I am writing in relation to the use of government land being cleared for private development in Tai Long Sai Wan. This case sparked heated debate about the loopholes in the law that allow the exploitation of our country parks.
I see three problems with the government's land policy that need to be tackled.
First, the government has failed to clearly define ownership of rural land, which enables unlawful transactions to be made. Regulations on government-owned land in remote areas should be revised. Updated and detailed information about the land should be made public to prevent unauthorised development of pristine areas.
The second problem is the lack of supervision and resources to monitor government-owned land in remote areas. Without enough security guards and fences, it's hard to protect the land.

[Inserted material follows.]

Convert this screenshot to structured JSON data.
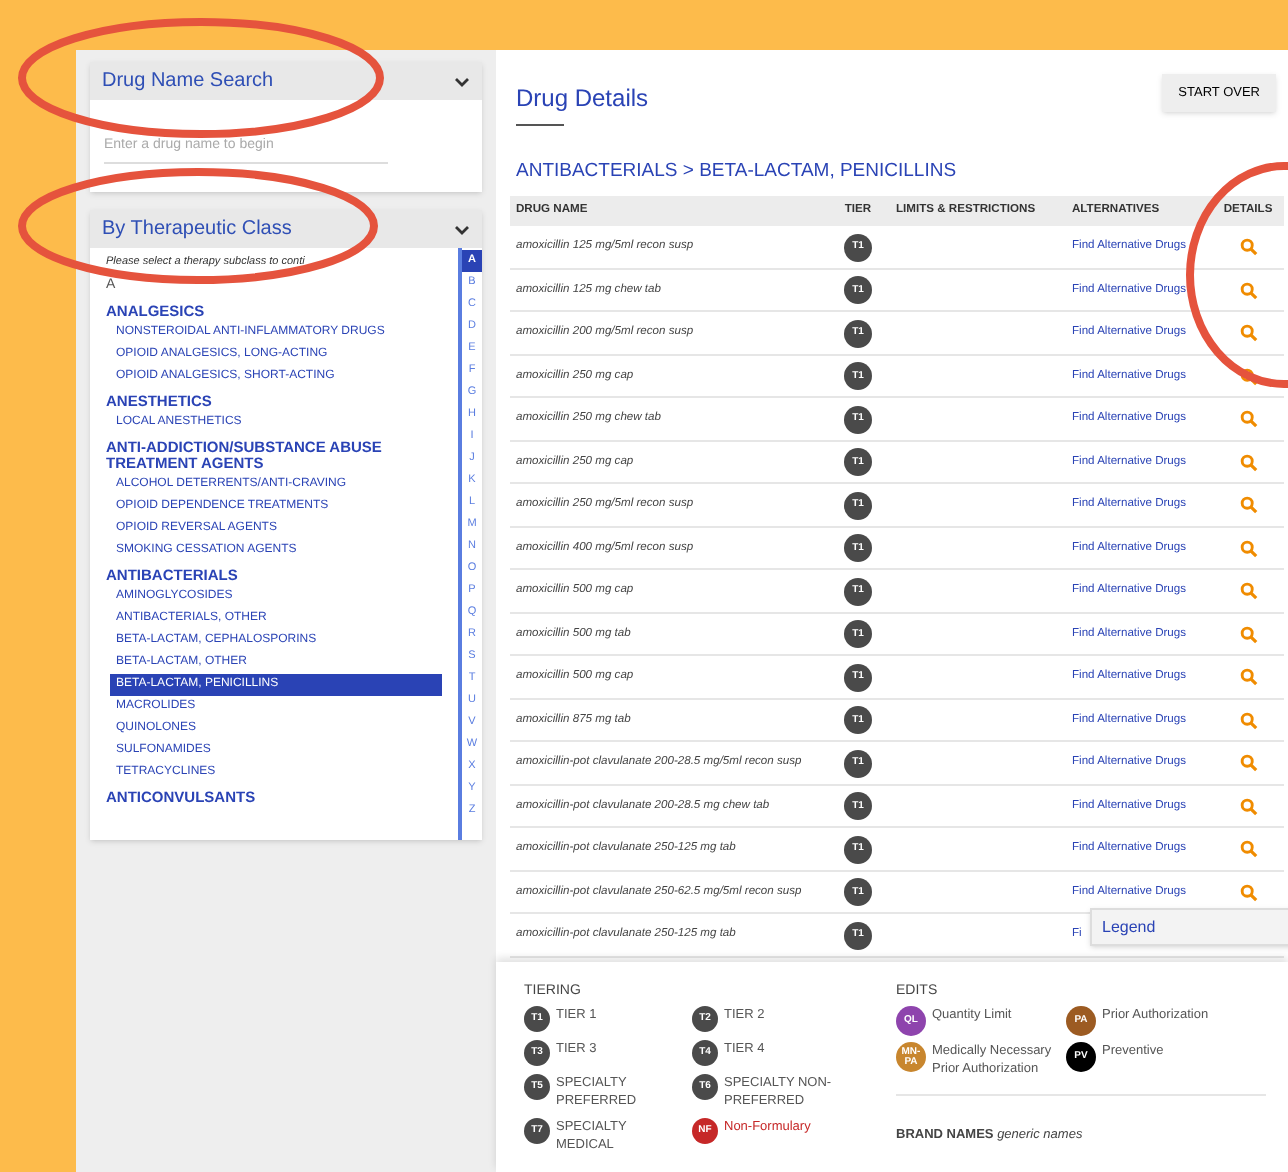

The government should also set up a team of inspectors to monitor rural land use and carry out regular site visits. This will put a stop to unlawful development such as deforestation - before it's too late.

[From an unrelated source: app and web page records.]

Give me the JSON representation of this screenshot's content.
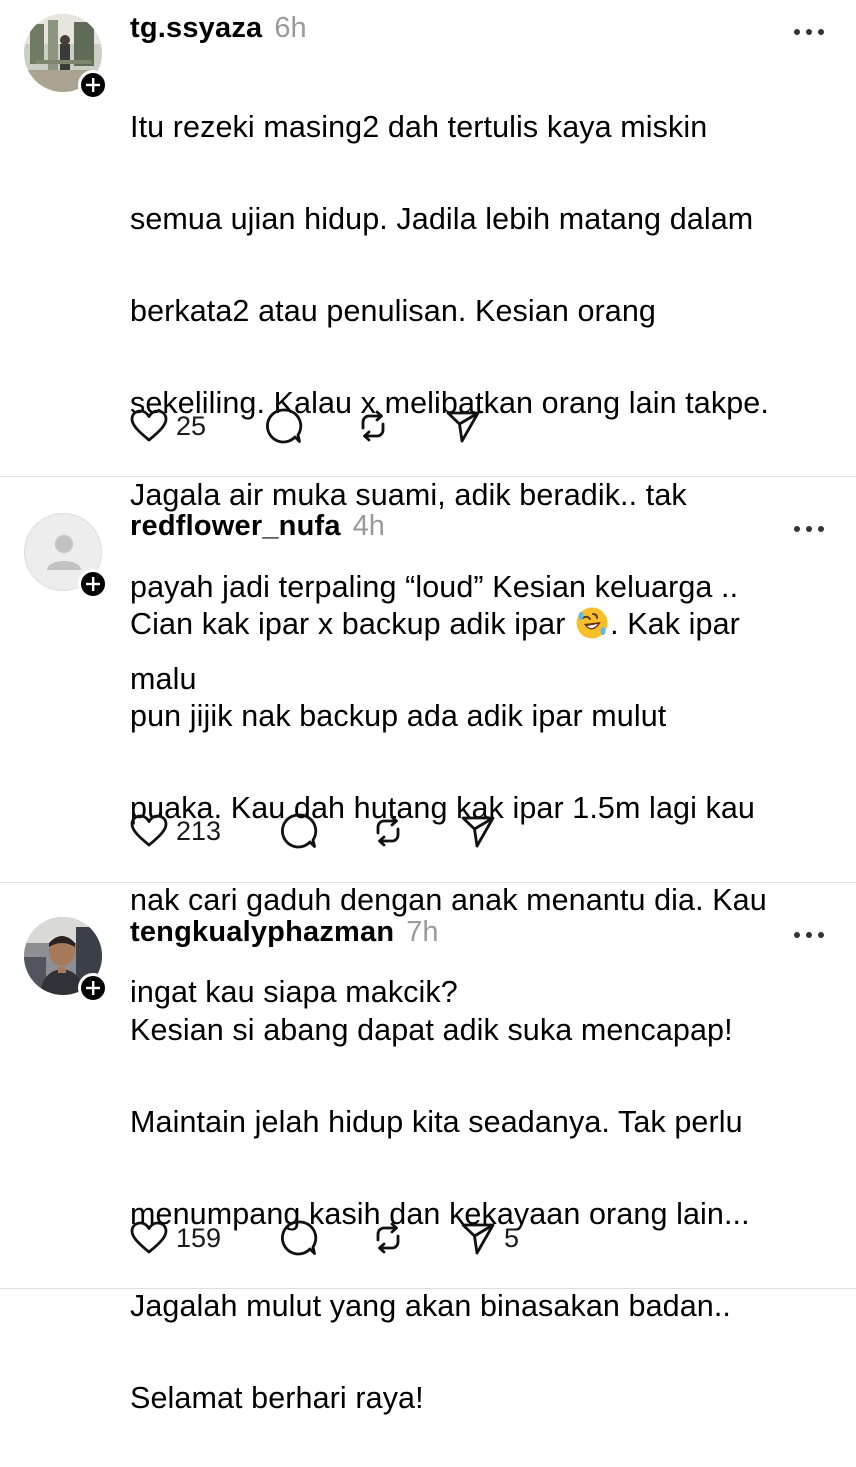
{
  "posts": [
    {
      "username": "tg.ssyaza",
      "time": "6h",
      "avatar": "profile-photo",
      "text_lines": [
        "Itu rezeki masing2 dah tertulis kaya miskin",
        "semua ujian hidup. Jadila lebih matang dalam",
        "berkata2 atau penulisan. Kesian orang",
        "sekeliling. Kalau x melibatkan orang lain takpe.",
        "Jagala air muka suami, adik beradik.. tak",
        "payah jadi terpaling “loud” Kesian keluarga ..",
        "malu"
      ],
      "likes": "25",
      "shares": ""
    },
    {
      "username": "redflower_nufa",
      "time": "4h",
      "avatar": "default-avatar",
      "text_lines_before_emoji": "Cian kak ipar x backup adik ipar ",
      "emoji": "rolling-on-floor-laughing",
      "text_lines_after_emoji": ". Kak ipar",
      "text_lines": [
        "pun jijik nak backup ada adik ipar mulut",
        "puaka. Kau dah hutang kak ipar 1.5m lagi kau",
        "nak cari gaduh dengan anak menantu dia. Kau",
        "ingat kau siapa makcik?"
      ],
      "likes": "213",
      "shares": ""
    },
    {
      "username": "tengkualyphazman",
      "time": "7h",
      "avatar": "profile-photo",
      "text_lines": [
        "Kesian si abang dapat adik suka mencapap!",
        "Maintain jelah hidup kita seadanya. Tak perlu",
        "menumpang kasih dan kekayaan orang lain...",
        "Jagalah mulut yang akan binasakan badan..",
        "Selamat berhari raya!"
      ],
      "likes": "159",
      "shares": "5"
    }
  ],
  "icons": {
    "like": "heart-icon",
    "reply": "comment-icon",
    "repost": "repost-icon",
    "share": "send-icon",
    "more": "more-icon",
    "follow": "plus-icon"
  },
  "colors": {
    "text": "#000000",
    "meta": "#9a9a9a",
    "divider": "#dedede",
    "badge": "#000000"
  }
}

Thirdly, punishment isn't severe enough. Heavier fines and longer prison terms should be handed to those who misuse rural land. Tougher penalties would likely deter illegal land use.

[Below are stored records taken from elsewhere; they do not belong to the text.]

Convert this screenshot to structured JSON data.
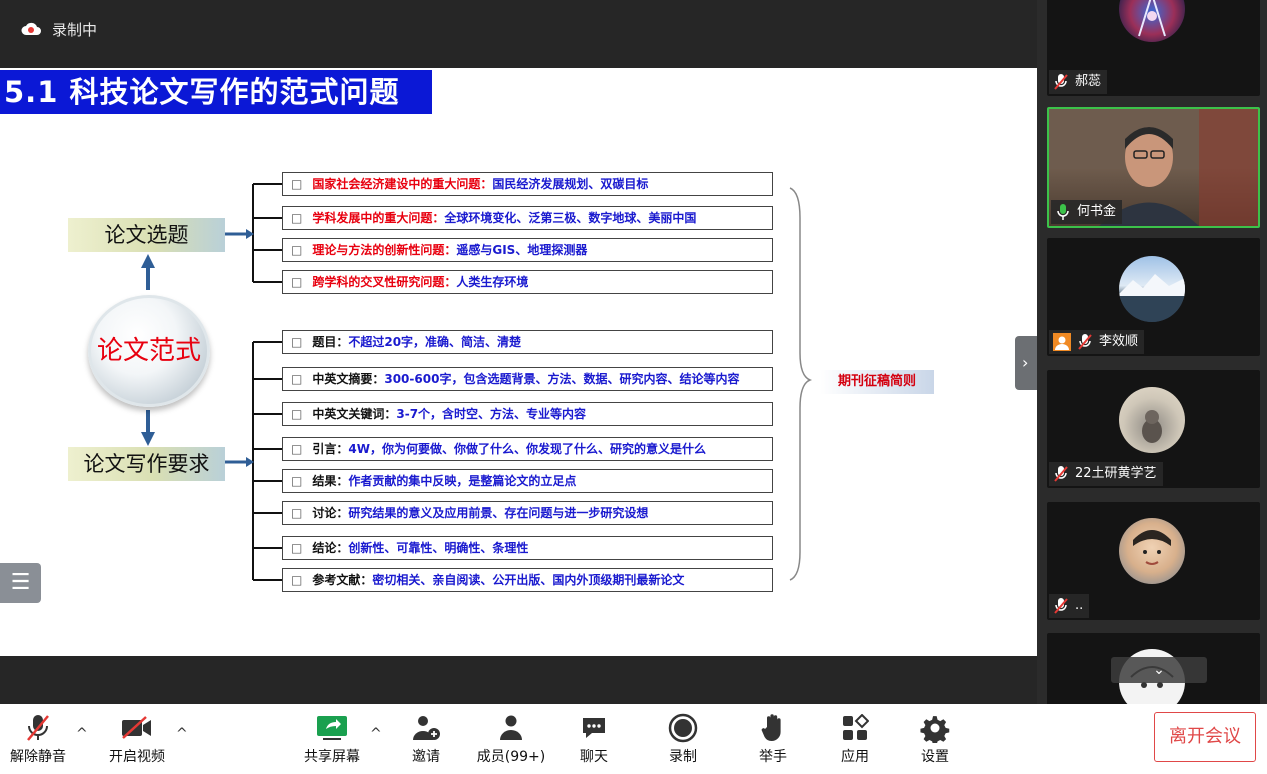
{
  "recording": {
    "label": "录制中"
  },
  "slide": {
    "title": "5.1  科技论文写作的范式问题",
    "center_label": "论文范式",
    "left_top_box": "论文选题",
    "left_bottom_box": "论文写作要求",
    "journal_box": "期刊征稿简则",
    "topic_items": [
      {
        "bullet": "□",
        "key": "国家社会经济建设中的重大问题：",
        "text": "国民经济发展规划、双碳目标"
      },
      {
        "bullet": "□",
        "key": "学科发展中的重大问题：",
        "text": "全球环境变化、泛第三极、数字地球、美丽中国"
      },
      {
        "bullet": "□",
        "key": "理论与方法的创新性问题：",
        "text": "遥感与GIS、地理探测器"
      },
      {
        "bullet": "□",
        "key": "跨学科的交叉性研究问题：",
        "text": "人类生存环境"
      }
    ],
    "writing_items": [
      {
        "bullet": "□",
        "key": "题目：",
        "text": "不超过20字，准确、简洁、清楚"
      },
      {
        "bullet": "□",
        "key": "中英文摘要：",
        "text": "300-600字，包含选题背景、方法、数据、研究内容、结论等内容"
      },
      {
        "bullet": "□",
        "key": "中英文关键词：",
        "text": "3-7个，含时空、方法、专业等内容"
      },
      {
        "bullet": "□",
        "key": "引言：",
        "text": "4W，你为何要做、你做了什么、你发现了什么、研究的意义是什么"
      },
      {
        "bullet": "□",
        "key": "结果：",
        "text": "作者贡献的集中反映，是整篇论文的立足点"
      },
      {
        "bullet": "□",
        "key": "讨论：",
        "text": "研究结果的意义及应用前景、存在问题与进一步研究设想"
      },
      {
        "bullet": "□",
        "key": "结论：",
        "text": "创新性、可靠性、明确性、条理性"
      },
      {
        "bullet": "□",
        "key": "参考文献：",
        "text": "密切相关、亲自阅读、公开出版、国内外顶级期刊最新论文"
      }
    ]
  },
  "participants": [
    {
      "name": "郝蕊",
      "muted": true
    },
    {
      "name": "何书金",
      "muted": false,
      "active": true
    },
    {
      "name": "李效顺",
      "muted": true
    },
    {
      "name": "22土研黄学艺",
      "muted": true
    },
    {
      "name": "..",
      "muted": true
    }
  ],
  "toolbar": {
    "unmute": "解除静音",
    "start_video": "开启视频",
    "share_screen": "共享屏幕",
    "invite": "邀请",
    "members": "成员(99+)",
    "chat": "聊天",
    "record": "录制",
    "raise_hand": "举手",
    "apps": "应用",
    "settings": "设置",
    "leave": "离开会议"
  },
  "colors": {
    "title_bg": "#0b18d6",
    "accent_red": "#e8000f",
    "active_border": "#3cc24a",
    "leave": "#e04848"
  }
}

The government should also raise awareness of protecting the environment through education and promotional campaigns. Let's embrace Hong Kong's natural heritage and erase the city's reputation of a 'concrete jungle'.
System promotes rote learning
A lot of people think Hong Kong students are obsessed with past exam papers. But this is actually the result of the education system.
The Form Six syllabus is very difficult - it covers some subjects taught at university in other countries. It's only natural that students find it difficult to understand what they are being taught. They do past exam papers to become more familiar with their subjects. Although this enables them to answer questions, they do not always understand the concepts, so they cannot apply their knowledge.
Some employers complain that many university graduates are unable to do their jobs well because they do not have the practical skills to do so. I think the government needs to change the education system so that students can break the habit of rote learning. They need to learn to understand the material and think on their own.
Cheung Kin-hing, SKH Bishop Baker Secondary School
Students have little time to be kids
Under the New Senior Secondary curriculum, students face many new challenges, and one of them is liberal studies. They also have to increase their competitiveness - they need to have good academic results and they also need to take part in extracurricular activities.
Liberal studies is a challenge for both students and teachers as it is relatively new.
Parents send their children to tutorial classes to improve their grades. They make their children learn musical instruments, play sports and take arts classes so they will have a better chance of entering a good university.
But they ignore their children's feelings. Children lack freedom, choice and time to relax. This makes them passive, and they lack the confidence to make decisions.
Students work hard, but they might not be doing it for themselves. This seems to have become the norm for Hong Kong students.
Yuji Ng Yuen-chun, The Chinese Foundation Secondary School
Price to pay for poor behaviour at school
Teachers have good reason to punish students when they break the rules. For example, those who chat or doze in class may be asked to stand in the corner of the room as a punishment. That will help them concentrate.
But if there is a serious breach of a rule, a student's parents should be called in for a talk. If necessary, a student may be expelled from the school.
These punishments act as warnings to others so that they will treat the school rules with respect.
Luk Ho-ting, Christian Alliance S.C. Chan Memorial College